---- SOURCE INFORMATION

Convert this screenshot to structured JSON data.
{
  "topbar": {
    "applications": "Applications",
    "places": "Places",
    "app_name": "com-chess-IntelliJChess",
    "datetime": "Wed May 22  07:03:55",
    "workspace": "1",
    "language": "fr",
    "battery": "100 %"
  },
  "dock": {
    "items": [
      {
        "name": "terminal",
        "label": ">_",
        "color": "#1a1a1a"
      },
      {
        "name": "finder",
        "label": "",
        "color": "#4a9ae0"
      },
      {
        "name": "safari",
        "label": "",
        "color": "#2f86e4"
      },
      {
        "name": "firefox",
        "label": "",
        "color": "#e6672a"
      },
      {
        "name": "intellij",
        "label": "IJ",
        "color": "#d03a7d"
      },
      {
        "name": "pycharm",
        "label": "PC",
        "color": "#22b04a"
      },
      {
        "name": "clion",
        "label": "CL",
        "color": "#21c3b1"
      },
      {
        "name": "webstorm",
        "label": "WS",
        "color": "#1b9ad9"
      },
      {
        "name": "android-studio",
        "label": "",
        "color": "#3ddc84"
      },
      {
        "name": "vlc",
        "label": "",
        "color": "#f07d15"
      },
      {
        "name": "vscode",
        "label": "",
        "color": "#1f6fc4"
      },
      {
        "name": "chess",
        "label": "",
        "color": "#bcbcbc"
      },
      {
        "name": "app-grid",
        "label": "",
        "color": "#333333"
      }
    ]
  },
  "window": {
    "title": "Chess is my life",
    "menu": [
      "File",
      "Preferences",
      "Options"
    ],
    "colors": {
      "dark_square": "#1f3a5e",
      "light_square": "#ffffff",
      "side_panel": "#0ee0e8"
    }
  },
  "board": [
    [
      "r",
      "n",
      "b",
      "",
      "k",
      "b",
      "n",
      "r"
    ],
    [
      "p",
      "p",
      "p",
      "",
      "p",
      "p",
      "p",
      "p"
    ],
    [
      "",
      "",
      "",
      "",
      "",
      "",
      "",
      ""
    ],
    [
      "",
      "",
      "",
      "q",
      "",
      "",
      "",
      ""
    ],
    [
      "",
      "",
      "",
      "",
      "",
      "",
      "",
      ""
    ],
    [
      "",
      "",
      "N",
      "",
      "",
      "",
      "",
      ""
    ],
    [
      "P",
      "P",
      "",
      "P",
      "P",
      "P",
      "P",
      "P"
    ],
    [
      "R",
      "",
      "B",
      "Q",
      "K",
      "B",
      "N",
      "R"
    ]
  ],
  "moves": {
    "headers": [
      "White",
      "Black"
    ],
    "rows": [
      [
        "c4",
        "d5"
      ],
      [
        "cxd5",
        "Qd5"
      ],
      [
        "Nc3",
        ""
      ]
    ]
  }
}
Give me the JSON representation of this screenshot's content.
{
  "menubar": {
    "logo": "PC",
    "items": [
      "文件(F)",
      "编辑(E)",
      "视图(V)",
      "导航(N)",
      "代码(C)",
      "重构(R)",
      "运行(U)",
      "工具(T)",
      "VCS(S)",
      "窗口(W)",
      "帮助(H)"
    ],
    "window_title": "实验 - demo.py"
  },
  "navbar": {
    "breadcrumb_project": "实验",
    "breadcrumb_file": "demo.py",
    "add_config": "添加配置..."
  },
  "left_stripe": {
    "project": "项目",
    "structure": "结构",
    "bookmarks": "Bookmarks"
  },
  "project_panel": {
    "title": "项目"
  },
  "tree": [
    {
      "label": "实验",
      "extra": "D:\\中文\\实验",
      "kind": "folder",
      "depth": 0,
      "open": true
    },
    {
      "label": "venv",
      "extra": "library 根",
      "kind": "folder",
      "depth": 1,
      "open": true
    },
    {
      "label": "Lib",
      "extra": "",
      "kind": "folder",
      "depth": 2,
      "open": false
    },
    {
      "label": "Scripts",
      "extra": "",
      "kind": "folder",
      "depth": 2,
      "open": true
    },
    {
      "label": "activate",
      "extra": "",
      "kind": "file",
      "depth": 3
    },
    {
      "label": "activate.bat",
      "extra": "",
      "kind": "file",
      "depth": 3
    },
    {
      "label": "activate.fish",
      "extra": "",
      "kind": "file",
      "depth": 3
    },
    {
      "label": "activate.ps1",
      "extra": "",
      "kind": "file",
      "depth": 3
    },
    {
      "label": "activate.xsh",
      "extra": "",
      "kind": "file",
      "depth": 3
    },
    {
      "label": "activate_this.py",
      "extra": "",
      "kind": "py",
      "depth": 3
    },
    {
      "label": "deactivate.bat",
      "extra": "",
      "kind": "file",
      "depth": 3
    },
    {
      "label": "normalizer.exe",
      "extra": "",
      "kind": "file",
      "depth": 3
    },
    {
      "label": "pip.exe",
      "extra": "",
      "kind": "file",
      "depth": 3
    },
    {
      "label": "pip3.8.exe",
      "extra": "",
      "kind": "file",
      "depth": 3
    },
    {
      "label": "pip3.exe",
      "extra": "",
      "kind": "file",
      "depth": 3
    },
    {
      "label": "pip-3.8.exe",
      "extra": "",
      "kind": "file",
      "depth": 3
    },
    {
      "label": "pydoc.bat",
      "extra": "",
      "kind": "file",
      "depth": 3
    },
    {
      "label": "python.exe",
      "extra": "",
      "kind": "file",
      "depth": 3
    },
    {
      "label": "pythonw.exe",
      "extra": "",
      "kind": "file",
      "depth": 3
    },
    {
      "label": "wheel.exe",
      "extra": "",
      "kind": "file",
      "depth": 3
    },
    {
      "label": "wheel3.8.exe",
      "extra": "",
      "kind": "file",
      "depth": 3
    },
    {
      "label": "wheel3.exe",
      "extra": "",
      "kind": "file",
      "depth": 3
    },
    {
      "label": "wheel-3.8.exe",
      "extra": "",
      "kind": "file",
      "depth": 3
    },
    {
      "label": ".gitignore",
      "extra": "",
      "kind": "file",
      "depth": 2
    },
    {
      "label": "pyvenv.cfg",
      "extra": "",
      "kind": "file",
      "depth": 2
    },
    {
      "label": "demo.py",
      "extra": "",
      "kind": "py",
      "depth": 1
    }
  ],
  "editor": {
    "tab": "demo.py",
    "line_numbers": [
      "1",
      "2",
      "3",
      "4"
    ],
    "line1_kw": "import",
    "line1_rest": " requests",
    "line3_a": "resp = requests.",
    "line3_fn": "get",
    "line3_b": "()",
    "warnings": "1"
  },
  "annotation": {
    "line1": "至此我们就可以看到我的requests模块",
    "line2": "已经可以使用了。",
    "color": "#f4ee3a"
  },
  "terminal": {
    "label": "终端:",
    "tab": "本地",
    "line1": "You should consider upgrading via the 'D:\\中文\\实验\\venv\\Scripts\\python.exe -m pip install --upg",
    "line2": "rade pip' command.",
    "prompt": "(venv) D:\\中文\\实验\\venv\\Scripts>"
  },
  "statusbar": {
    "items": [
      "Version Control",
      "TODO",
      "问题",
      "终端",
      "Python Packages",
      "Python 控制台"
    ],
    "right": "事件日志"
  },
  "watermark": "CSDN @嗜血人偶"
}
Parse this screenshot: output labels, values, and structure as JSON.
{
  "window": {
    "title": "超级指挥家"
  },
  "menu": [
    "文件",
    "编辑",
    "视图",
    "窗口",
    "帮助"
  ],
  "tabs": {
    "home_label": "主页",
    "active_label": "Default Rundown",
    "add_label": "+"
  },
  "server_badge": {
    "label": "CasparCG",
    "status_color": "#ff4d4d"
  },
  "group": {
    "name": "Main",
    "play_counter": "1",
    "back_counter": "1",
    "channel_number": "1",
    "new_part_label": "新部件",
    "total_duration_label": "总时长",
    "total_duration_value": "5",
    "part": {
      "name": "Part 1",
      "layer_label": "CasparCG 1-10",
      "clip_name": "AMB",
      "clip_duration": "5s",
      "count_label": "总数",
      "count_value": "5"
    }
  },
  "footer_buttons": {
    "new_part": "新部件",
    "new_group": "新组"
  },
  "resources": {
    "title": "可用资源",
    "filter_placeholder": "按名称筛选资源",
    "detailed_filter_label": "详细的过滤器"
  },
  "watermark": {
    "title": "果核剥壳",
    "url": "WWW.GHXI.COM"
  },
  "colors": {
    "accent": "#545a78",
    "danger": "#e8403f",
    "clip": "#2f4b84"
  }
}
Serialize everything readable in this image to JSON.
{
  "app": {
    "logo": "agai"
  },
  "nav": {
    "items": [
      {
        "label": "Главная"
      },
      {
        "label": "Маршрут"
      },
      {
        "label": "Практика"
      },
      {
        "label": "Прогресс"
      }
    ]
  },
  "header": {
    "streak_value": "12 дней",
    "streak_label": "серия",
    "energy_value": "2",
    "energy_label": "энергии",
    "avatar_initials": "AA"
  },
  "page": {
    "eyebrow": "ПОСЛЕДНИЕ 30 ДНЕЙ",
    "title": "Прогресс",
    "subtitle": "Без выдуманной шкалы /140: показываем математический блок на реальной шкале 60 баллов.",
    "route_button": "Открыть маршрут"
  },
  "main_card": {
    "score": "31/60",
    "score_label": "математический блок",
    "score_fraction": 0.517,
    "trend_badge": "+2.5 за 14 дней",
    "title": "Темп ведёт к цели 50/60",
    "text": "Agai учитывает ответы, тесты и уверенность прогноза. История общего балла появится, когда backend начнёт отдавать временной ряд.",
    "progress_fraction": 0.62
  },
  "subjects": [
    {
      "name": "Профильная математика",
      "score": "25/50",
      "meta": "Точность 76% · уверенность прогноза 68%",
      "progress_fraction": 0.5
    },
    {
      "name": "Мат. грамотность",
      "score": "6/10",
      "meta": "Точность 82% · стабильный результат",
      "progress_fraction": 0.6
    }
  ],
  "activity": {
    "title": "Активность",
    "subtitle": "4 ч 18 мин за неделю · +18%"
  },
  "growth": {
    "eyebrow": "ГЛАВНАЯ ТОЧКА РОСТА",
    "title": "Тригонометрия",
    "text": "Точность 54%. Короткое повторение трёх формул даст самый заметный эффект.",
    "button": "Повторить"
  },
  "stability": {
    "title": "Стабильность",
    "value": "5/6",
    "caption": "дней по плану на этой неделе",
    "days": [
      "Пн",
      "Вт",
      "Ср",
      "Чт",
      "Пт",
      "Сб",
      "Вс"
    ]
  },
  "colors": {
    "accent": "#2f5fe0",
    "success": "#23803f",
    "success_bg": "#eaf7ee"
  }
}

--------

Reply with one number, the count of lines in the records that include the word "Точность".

3